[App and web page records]
- - -

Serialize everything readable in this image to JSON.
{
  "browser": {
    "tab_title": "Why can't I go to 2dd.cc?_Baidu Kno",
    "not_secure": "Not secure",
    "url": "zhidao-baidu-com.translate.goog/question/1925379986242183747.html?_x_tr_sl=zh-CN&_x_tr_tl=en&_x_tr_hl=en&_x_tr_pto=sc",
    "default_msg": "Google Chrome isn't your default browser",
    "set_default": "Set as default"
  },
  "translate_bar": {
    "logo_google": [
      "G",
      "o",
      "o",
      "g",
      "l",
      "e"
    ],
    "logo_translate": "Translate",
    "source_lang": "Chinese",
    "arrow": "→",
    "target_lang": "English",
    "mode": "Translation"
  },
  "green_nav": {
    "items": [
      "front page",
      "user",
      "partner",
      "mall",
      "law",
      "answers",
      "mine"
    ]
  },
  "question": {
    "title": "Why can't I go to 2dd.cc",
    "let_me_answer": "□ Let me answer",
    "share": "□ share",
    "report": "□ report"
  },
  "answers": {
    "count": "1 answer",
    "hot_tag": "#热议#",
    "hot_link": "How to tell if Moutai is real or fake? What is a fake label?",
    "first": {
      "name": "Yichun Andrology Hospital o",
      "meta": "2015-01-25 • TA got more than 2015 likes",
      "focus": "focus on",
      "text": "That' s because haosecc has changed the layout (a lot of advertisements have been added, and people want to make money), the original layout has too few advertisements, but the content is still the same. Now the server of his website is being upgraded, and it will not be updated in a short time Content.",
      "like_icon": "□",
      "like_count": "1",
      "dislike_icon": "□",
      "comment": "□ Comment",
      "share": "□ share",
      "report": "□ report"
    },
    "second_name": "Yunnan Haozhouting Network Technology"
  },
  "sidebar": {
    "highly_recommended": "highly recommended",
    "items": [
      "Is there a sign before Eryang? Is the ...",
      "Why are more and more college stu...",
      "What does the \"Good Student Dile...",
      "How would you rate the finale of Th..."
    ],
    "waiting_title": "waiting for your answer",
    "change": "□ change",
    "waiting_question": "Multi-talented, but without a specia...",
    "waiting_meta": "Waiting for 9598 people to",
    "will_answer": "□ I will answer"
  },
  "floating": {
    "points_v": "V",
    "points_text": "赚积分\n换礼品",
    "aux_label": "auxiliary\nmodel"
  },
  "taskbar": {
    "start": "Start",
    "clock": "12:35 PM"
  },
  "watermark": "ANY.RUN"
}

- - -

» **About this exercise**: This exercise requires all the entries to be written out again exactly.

» **Task response**:
Serialize everything readable in this image to JSON.
{
  "browser": {
    "tab_title": "Why can't I go to 2dd.cc?_Baidu Kno",
    "not_secure": "Not secure",
    "url": "zhidao-baidu-com.translate.goog/question/1925379986242183747.html?_x_tr_sl=zh-CN&_x_tr_tl=en&_x_tr_hl=en&_x_tr_pto=sc",
    "default_msg": "Google Chrome isn't your default browser",
    "set_default": "Set as default"
  },
  "translate_bar": {
    "logo_google": [
      "G",
      "o",
      "o",
      "g",
      "l",
      "e"
    ],
    "logo_translate": "Translate",
    "source_lang": "Chinese",
    "arrow": "→",
    "target_lang": "English",
    "mode": "Translation"
  },
  "green_nav": {
    "items": [
      "front page",
      "user",
      "partner",
      "mall",
      "law",
      "answers",
      "mine"
    ]
  },
  "question": {
    "title": "Why can't I go to 2dd.cc",
    "let_me_answer": "□ Let me answer",
    "share": "□ share",
    "report": "□ report"
  },
  "answers": {
    "count": "1 answer",
    "hot_tag": "#热议#",
    "hot_link": "How to tell if Moutai is real or fake? What is a fake label?",
    "first": {
      "name": "Yichun Andrology Hospital o",
      "meta": "2015-01-25 • TA got more than 2015 likes",
      "focus": "focus on",
      "text": "That' s because haosecc has changed the layout (a lot of advertisements have been added, and people want to make money), the original layout has too few advertisements, but the content is still the same. Now the server of his website is being upgraded, and it will not be updated in a short time Content.",
      "like_icon": "□",
      "like_count": "1",
      "dislike_icon": "□",
      "comment": "□ Comment",
      "share": "□ share",
      "report": "□ report"
    },
    "second_name": "Yunnan Haozhouting Network Technology"
  },
  "sidebar": {
    "highly_recommended": "highly recommended",
    "items": [
      "Is there a sign before Eryang? Is the ...",
      "Why are more and more college stu...",
      "What does the \"Good Student Dile...",
      "How would you rate the finale of Th..."
    ],
    "waiting_title": "waiting for your answer",
    "change": "□ change",
    "waiting_question": "Multi-talented, but without a specia...",
    "waiting_meta": "Waiting for 9598 people to",
    "will_answer": "□ I will answer"
  },
  "floating": {
    "points_v": "V",
    "points_text": "赚积分\n换礼品",
    "aux_label": "auxiliary\nmodel"
  },
  "taskbar": {
    "start": "Start",
    "clock": "12:35 PM"
  },
  "watermark": "ANY.RUN"
}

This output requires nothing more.